Frankly, I don't know how this many days have gone by since my last post. Stuff has happened, photos have been taken, and several blog posts half-written in my head. Somewhere between the thought and the keyboard, life got in the way. Then, the longer I went without posting, the more whiz-bang amazing it seemed like the next post had to be. And that threw me into a prolonged state of writer's block, which I attempted to self-medicate by shoe shopping. (Didn't work, but I have the cutest new black heels. Sorry. Again with the shallow).

We've settled back into the routine of the school year and the after-school activities schedule. Tom and I sat down the first week of school to take a good hard look at our budget (not recommended as a mood enhancer unless you are Bill Gates). After listing all of our normal monthly expenditures, our exorbitantly expensive health insurance (the joys of self-employment), and the fees for the girls' extracurricular activities, we totaled the whole mess up and compared it to Tom's monthly net salary. We squinted at the numbers, re-totaled, and discussed.

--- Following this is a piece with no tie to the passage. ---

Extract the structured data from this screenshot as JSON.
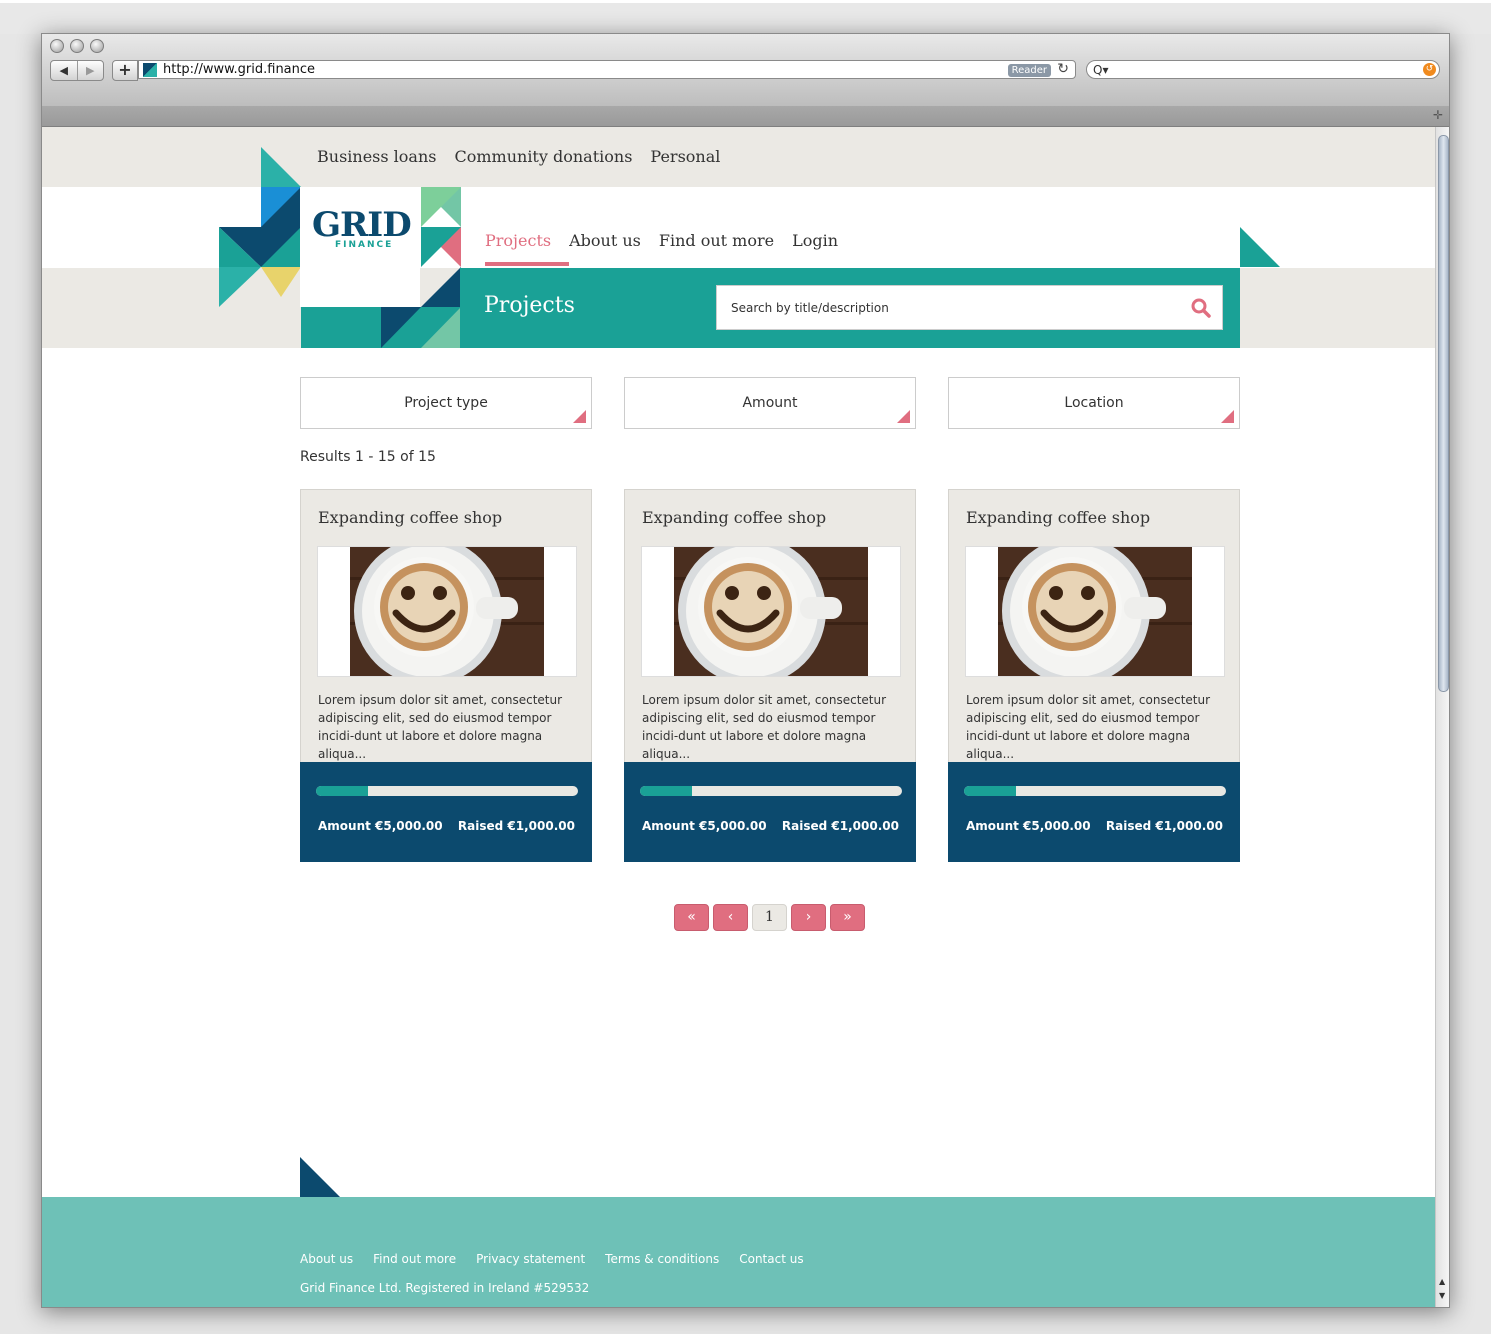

Bottom line: after fourteen years of being out of the classroom, I'm heading back - this time as a substitute teacher. It's something I said I'd never do. Funny how that always comes back to bite you in the ass, isn't it?

"I'd never want to be a sub! What a terrible job!" I've been known to say airily. And it is terrible (the pay is laughable - transients probably make more money washing windshields at intersections for one hour than a sub does in a day). But it also dovetails with my kids' schooldays, it brings in more money than I'm currently earning (which would be $0 per year), I have the luxury of not subbing if my kids are sick, and it puts me back in the classroom with kids. Even though I came to the decision by necessity, I find that I'm really looking forward to it. Teenagers may be moody, hormonal, and prone to questioning authority, but I've missed the little buggers.

Also! I got to go clothes shopping. I assume that they don't want subs in yoga pants and hoodies, which has been my uniform since 1996. I also have a festive array of baseball caps and flip-flops, which I switch out for sneakers in the cold seasons. I picked up some dress pants, skirts, blouses, and cardigans. Tom, of course, grumps about how many subbing days I've already "spent" with my wardrobe enhancement, but he is a big fan of the pencil skirts and high heels.

Can you imagine the blog fodder this could generate? It's a win-win all around.